Several weeks ago, on a bright, mid-spring afternoon, I took this photo of the monument to William Tecumseh Sherman standing at Grand Army Plaza, on the southeast periphery of Central Park. Little did I know that this would probably be one of the last times that I—or, indeed, anyone in the vicinity—would see the 24-ft. high equestrian statue for awhile. According to David Dunlap’s article in The New York Times yesterday, officials of the Central Park Conservancy need to make changes in it very soon because of hairline cracks—less than a year after it had been regilded at a cost of $500,000.
I didn’t notice the so-called “crazing,” or cracking, when I was taking this picture. Mostly, I was just trying to find a good vantage point from which to shoot, since so many people were milling around the statue. Part of the reason why there was such a crowd was because it was such a nice day. But I’m convinced another, equally plausible reason is that sculptor Augustus Saint-Gaudens created a masterpiece.

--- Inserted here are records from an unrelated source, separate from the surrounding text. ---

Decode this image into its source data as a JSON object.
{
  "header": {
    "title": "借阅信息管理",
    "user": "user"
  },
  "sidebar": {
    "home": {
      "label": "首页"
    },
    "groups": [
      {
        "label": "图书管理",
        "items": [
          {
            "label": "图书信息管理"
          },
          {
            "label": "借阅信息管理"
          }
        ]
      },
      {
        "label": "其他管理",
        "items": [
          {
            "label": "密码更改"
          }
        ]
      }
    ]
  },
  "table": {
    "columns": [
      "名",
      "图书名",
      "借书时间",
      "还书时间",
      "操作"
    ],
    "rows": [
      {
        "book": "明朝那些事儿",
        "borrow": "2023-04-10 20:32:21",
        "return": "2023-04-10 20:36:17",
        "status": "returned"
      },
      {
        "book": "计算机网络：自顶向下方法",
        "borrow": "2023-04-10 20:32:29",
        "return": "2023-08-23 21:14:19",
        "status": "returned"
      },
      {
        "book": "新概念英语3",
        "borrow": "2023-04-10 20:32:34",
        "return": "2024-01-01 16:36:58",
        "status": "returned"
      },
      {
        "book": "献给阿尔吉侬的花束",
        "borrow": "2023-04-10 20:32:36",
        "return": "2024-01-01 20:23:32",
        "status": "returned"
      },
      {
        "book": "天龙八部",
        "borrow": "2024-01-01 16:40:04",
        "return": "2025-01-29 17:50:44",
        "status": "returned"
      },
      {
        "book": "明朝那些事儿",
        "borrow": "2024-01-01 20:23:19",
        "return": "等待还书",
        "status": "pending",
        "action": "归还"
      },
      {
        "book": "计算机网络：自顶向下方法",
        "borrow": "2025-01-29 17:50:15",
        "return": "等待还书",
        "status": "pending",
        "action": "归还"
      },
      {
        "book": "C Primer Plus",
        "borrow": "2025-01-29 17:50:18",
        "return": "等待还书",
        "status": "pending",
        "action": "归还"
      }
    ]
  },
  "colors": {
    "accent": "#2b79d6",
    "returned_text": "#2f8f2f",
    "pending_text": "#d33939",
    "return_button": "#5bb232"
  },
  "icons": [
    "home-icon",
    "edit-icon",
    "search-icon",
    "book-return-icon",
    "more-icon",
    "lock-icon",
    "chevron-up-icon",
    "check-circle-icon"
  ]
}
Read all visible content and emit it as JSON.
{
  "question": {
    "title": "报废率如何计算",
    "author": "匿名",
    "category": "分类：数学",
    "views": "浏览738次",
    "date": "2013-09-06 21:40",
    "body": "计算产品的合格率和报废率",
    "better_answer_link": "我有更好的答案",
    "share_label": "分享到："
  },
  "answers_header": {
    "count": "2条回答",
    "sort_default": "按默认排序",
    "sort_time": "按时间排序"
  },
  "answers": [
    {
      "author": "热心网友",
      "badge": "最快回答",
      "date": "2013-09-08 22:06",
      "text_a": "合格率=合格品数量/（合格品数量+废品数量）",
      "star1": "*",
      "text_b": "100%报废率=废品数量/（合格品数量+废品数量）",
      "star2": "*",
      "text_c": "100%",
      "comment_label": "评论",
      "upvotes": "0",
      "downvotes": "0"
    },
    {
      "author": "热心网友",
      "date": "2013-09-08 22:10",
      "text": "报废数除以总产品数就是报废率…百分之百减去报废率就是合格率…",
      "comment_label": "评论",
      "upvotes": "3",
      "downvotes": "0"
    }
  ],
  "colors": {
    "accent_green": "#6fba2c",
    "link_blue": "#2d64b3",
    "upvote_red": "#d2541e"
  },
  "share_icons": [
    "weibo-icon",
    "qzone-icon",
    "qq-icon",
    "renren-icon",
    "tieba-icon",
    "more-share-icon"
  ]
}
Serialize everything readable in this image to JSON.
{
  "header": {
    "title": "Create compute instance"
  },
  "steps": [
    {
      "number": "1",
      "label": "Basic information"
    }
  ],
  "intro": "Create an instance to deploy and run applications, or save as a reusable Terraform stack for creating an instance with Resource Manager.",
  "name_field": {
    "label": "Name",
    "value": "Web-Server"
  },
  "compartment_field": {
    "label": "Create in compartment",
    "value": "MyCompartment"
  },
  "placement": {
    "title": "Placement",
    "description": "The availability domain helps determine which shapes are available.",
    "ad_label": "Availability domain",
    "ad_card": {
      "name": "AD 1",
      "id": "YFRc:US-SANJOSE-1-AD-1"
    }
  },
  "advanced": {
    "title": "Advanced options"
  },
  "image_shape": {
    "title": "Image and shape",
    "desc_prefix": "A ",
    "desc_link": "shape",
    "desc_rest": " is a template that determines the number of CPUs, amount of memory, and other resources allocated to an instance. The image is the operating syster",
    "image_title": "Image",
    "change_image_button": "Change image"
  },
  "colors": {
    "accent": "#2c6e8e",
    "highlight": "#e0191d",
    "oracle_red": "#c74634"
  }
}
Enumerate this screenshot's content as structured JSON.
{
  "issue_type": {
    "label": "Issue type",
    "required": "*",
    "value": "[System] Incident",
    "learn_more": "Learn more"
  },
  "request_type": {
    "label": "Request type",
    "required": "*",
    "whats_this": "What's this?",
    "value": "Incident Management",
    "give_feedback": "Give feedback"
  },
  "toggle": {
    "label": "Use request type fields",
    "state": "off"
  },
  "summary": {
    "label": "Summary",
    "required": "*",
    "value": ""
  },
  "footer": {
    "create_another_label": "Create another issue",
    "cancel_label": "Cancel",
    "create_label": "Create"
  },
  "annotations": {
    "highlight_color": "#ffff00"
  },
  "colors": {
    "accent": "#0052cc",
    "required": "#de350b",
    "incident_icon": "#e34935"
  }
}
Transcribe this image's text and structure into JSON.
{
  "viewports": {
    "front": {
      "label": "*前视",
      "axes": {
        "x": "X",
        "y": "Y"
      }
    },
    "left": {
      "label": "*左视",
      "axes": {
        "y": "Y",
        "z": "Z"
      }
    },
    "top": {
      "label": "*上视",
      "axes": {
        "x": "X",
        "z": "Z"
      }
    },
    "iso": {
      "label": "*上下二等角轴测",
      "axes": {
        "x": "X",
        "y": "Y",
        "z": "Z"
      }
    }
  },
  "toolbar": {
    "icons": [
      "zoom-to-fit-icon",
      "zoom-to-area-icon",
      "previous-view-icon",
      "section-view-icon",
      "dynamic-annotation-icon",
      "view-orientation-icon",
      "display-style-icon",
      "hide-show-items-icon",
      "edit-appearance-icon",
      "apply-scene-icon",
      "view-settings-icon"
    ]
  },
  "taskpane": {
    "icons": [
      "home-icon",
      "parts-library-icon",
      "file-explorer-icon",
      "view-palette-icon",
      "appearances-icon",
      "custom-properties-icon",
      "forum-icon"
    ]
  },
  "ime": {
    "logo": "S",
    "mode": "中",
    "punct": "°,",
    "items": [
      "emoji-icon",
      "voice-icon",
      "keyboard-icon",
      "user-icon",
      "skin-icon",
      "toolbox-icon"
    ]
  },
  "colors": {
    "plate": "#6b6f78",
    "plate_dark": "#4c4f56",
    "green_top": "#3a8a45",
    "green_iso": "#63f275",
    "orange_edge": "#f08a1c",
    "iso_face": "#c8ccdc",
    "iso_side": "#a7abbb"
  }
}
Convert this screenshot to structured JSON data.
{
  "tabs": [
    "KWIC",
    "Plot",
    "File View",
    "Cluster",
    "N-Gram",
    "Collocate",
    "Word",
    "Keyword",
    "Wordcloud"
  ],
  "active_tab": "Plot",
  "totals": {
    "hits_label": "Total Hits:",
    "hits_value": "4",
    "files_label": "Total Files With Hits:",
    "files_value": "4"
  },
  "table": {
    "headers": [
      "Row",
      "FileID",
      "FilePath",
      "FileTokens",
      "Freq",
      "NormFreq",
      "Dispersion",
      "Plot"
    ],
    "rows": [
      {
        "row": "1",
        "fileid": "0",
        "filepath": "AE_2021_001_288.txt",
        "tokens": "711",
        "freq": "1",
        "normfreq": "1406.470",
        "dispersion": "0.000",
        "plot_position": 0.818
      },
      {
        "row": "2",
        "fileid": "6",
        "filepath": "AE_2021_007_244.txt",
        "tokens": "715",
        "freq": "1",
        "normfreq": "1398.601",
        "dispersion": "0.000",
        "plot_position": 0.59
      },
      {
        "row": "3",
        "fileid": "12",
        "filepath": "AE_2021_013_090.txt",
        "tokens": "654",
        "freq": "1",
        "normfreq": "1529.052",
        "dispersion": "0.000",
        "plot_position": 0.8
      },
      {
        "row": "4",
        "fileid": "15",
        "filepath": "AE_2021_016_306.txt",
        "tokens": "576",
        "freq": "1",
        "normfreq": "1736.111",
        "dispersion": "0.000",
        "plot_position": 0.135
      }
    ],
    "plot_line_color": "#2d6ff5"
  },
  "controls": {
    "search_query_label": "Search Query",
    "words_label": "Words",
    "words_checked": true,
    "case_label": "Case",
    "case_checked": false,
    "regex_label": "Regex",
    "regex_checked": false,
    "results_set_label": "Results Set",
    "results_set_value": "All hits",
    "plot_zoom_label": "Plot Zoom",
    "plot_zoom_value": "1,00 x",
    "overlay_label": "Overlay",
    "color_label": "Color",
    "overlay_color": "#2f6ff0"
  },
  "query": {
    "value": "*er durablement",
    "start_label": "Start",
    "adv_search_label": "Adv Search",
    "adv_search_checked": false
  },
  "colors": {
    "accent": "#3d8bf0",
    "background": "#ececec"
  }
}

That latter fact is why the Central Park Conservancy is going to such lengths to preserve the statue—and why, undoubtedly, so many like me will be there when work is done for good on it this time.